*REQUIRED ACTION*:
If an entry below holds a picture, skip the picture and copy everything else exactly.

*MATERIAL FOR THIS EXERCISE*:
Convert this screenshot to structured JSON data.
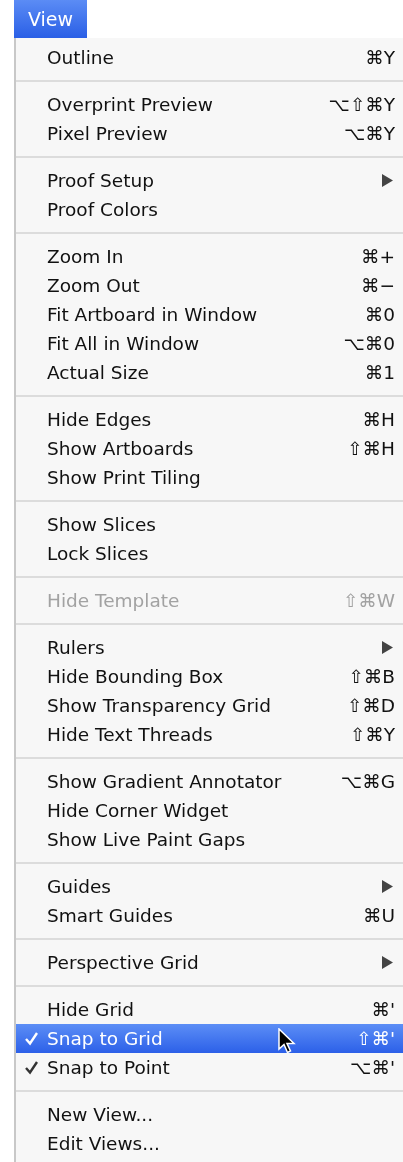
{
  "menu_title": "View",
  "sections": [
    {
      "items": [
        {
          "label": "Outline",
          "shortcut": "⌘Y",
          "submenu": false,
          "checked": false,
          "disabled": false,
          "selected": false
        }
      ]
    },
    {
      "items": [
        {
          "label": "Overprint Preview",
          "shortcut": "⌥⇧⌘Y",
          "submenu": false,
          "checked": false,
          "disabled": false,
          "selected": false
        },
        {
          "label": "Pixel Preview",
          "shortcut": "⌥⌘Y",
          "submenu": false,
          "checked": false,
          "disabled": false,
          "selected": false
        }
      ]
    },
    {
      "items": [
        {
          "label": "Proof Setup",
          "submenu": true,
          "checked": false,
          "disabled": false,
          "selected": false
        },
        {
          "label": "Proof Colors",
          "submenu": false,
          "checked": false,
          "disabled": false,
          "selected": false
        }
      ]
    },
    {
      "items": [
        {
          "label": "Zoom In",
          "shortcut": "⌘+",
          "submenu": false,
          "checked": false,
          "disabled": false,
          "selected": false
        },
        {
          "label": "Zoom Out",
          "shortcut": "⌘−",
          "submenu": false,
          "checked": false,
          "disabled": false,
          "selected": false
        },
        {
          "label": "Fit Artboard in Window",
          "shortcut": "⌘0",
          "submenu": false,
          "checked": false,
          "disabled": false,
          "selected": false
        },
        {
          "label": "Fit All in Window",
          "shortcut": "⌥⌘0",
          "submenu": false,
          "checked": false,
          "disabled": false,
          "selected": false
        },
        {
          "label": "Actual Size",
          "shortcut": "⌘1",
          "submenu": false,
          "checked": false,
          "disabled": false,
          "selected": false
        }
      ]
    },
    {
      "items": [
        {
          "label": "Hide Edges",
          "shortcut": "⌘H",
          "submenu": false,
          "checked": false,
          "disabled": false,
          "selected": false
        },
        {
          "label": "Show Artboards",
          "shortcut": "⇧⌘H",
          "submenu": false,
          "checked": false,
          "disabled": false,
          "selected": false
        },
        {
          "label": "Show Print Tiling",
          "submenu": false,
          "checked": false,
          "disabled": false,
          "selected": false
        }
      ]
    },
    {
      "items": [
        {
          "label": "Show Slices",
          "submenu": false,
          "checked": false,
          "disabled": false,
          "selected": false
        },
        {
          "label": "Lock Slices",
          "submenu": false,
          "checked": false,
          "disabled": false,
          "selected": false
        }
      ]
    },
    {
      "items": [
        {
          "label": "Hide Template",
          "shortcut": "⇧⌘W",
          "submenu": false,
          "checked": false,
          "disabled": true,
          "selected": false
        }
      ]
    },
    {
      "items": [
        {
          "label": "Rulers",
          "submenu": true,
          "checked": false,
          "disabled": false,
          "selected": false
        },
        {
          "label": "Hide Bounding Box",
          "shortcut": "⇧⌘B",
          "submenu": false,
          "checked": false,
          "disabled": false,
          "selected": false
        },
        {
          "label": "Show Transparency Grid",
          "shortcut": "⇧⌘D",
          "submenu": false,
          "checked": false,
          "disabled": false,
          "selected": false
        },
        {
          "label": "Hide Text Threads",
          "shortcut": "⇧⌘Y",
          "submenu": false,
          "checked": false,
          "disabled": false,
          "selected": false
        }
      ]
    },
    {
      "items": [
        {
          "label": "Show Gradient Annotator",
          "shortcut": "⌥⌘G",
          "submenu": false,
          "checked": false,
          "disabled": false,
          "selected": false
        },
        {
          "label": "Hide Corner Widget",
          "submenu": false,
          "checked": false,
          "disabled": false,
          "selected": false
        },
        {
          "label": "Show Live Paint Gaps",
          "submenu": false,
          "checked": false,
          "disabled": false,
          "selected": false
        }
      ]
    },
    {
      "items": [
        {
          "label": "Guides",
          "submenu": true,
          "checked": false,
          "disabled": false,
          "selected": false
        },
        {
          "label": "Smart Guides",
          "shortcut": "⌘U",
          "submenu": false,
          "checked": false,
          "disabled": false,
          "selected": false
        }
      ]
    },
    {
      "items": [
        {
          "label": "Perspective Grid",
          "submenu": true,
          "checked": false,
          "disabled": false,
          "selected": false
        }
      ]
    },
    {
      "items": [
        {
          "label": "Hide Grid",
          "shortcut": "⌘'",
          "submenu": false,
          "checked": false,
          "disabled": false,
          "selected": false
        },
        {
          "label": "Snap to Grid",
          "shortcut": "⇧⌘'",
          "submenu": false,
          "checked": true,
          "disabled": false,
          "selected": true
        },
        {
          "label": "Snap to Point",
          "shortcut": "⌥⌘'",
          "submenu": false,
          "checked": true,
          "disabled": false,
          "selected": false
        }
      ]
    },
    {
      "items": [
        {
          "label": "New View...",
          "submenu": false,
          "checked": false,
          "disabled": false,
          "selected": false
        },
        {
          "label": "Edit Views...",
          "submenu": false,
          "checked": false,
          "disabled": false,
          "selected": false
        }
      ]
    }
  ]
}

*ANSWER SPACE*:
Convert this screenshot to structured JSON data.
{
  "menu_title": "View",
  "sections": [
    {
      "items": [
        {
          "label": "Outline",
          "shortcut": "⌘Y",
          "submenu": false,
          "checked": false,
          "disabled": false,
          "selected": false
        }
      ]
    },
    {
      "items": [
        {
          "label": "Overprint Preview",
          "shortcut": "⌥⇧⌘Y",
          "submenu": false,
          "checked": false,
          "disabled": false,
          "selected": false
        },
        {
          "label": "Pixel Preview",
          "shortcut": "⌥⌘Y",
          "submenu": false,
          "checked": false,
          "disabled": false,
          "selected": false
        }
      ]
    },
    {
      "items": [
        {
          "label": "Proof Setup",
          "submenu": true,
          "checked": false,
          "disabled": false,
          "selected": false
        },
        {
          "label": "Proof Colors",
          "submenu": false,
          "checked": false,
          "disabled": false,
          "selected": false
        }
      ]
    },
    {
      "items": [
        {
          "label": "Zoom In",
          "shortcut": "⌘+",
          "submenu": false,
          "checked": false,
          "disabled": false,
          "selected": false
        },
        {
          "label": "Zoom Out",
          "shortcut": "⌘−",
          "submenu": false,
          "checked": false,
          "disabled": false,
          "selected": false
        },
        {
          "label": "Fit Artboard in Window",
          "shortcut": "⌘0",
          "submenu": false,
          "checked": false,
          "disabled": false,
          "selected": false
        },
        {
          "label": "Fit All in Window",
          "shortcut": "⌥⌘0",
          "submenu": false,
          "checked": false,
          "disabled": false,
          "selected": false
        },
        {
          "label": "Actual Size",
          "shortcut": "⌘1",
          "submenu": false,
          "checked": false,
          "disabled": false,
          "selected": false
        }
      ]
    },
    {
      "items": [
        {
          "label": "Hide Edges",
          "shortcut": "⌘H",
          "submenu": false,
          "checked": false,
          "disabled": false,
          "selected": false
        },
        {
          "label": "Show Artboards",
          "shortcut": "⇧⌘H",
          "submenu": false,
          "checked": false,
          "disabled": false,
          "selected": false
        },
        {
          "label": "Show Print Tiling",
          "submenu": false,
          "checked": false,
          "disabled": false,
          "selected": false
        }
      ]
    },
    {
      "items": [
        {
          "label": "Show Slices",
          "submenu": false,
          "checked": false,
          "disabled": false,
          "selected": false
        },
        {
          "label": "Lock Slices",
          "submenu": false,
          "checked": false,
          "disabled": false,
          "selected": false
        }
      ]
    },
    {
      "items": [
        {
          "label": "Hide Template",
          "shortcut": "⇧⌘W",
          "submenu": false,
          "checked": false,
          "disabled": true,
          "selected": false
        }
      ]
    },
    {
      "items": [
        {
          "label": "Rulers",
          "submenu": true,
          "checked": false,
          "disabled": false,
          "selected": false
        },
        {
          "label": "Hide Bounding Box",
          "shortcut": "⇧⌘B",
          "submenu": false,
          "checked": false,
          "disabled": false,
          "selected": false
        },
        {
          "label": "Show Transparency Grid",
          "shortcut": "⇧⌘D",
          "submenu": false,
          "checked": false,
          "disabled": false,
          "selected": false
        },
        {
          "label": "Hide Text Threads",
          "shortcut": "⇧⌘Y",
          "submenu": false,
          "checked": false,
          "disabled": false,
          "selected": false
        }
      ]
    },
    {
      "items": [
        {
          "label": "Show Gradient Annotator",
          "shortcut": "⌥⌘G",
          "submenu": false,
          "checked": false,
          "disabled": false,
          "selected": false
        },
        {
          "label": "Hide Corner Widget",
          "submenu": false,
          "checked": false,
          "disabled": false,
          "selected": false
        },
        {
          "label": "Show Live Paint Gaps",
          "submenu": false,
          "checked": false,
          "disabled": false,
          "selected": false
        }
      ]
    },
    {
      "items": [
        {
          "label": "Guides",
          "submenu": true,
          "checked": false,
          "disabled": false,
          "selected": false
        },
        {
          "label": "Smart Guides",
          "shortcut": "⌘U",
          "submenu": false,
          "checked": false,
          "disabled": false,
          "selected": false
        }
      ]
    },
    {
      "items": [
        {
          "label": "Perspective Grid",
          "submenu": true,
          "checked": false,
          "disabled": false,
          "selected": false
        }
      ]
    },
    {
      "items": [
        {
          "label": "Hide Grid",
          "shortcut": "⌘'",
          "submenu": false,
          "checked": false,
          "disabled": false,
          "selected": false
        },
        {
          "label": "Snap to Grid",
          "shortcut": "⇧⌘'",
          "submenu": false,
          "checked": true,
          "disabled": false,
          "selected": true
        },
        {
          "label": "Snap to Point",
          "shortcut": "⌥⌘'",
          "submenu": false,
          "checked": true,
          "disabled": false,
          "selected": false
        }
      ]
    },
    {
      "items": [
        {
          "label": "New View...",
          "submenu": false,
          "checked": false,
          "disabled": false,
          "selected": false
        },
        {
          "label": "Edit Views...",
          "submenu": false,
          "checked": false,
          "disabled": false,
          "selected": false
        }
      ]
    }
  ]
}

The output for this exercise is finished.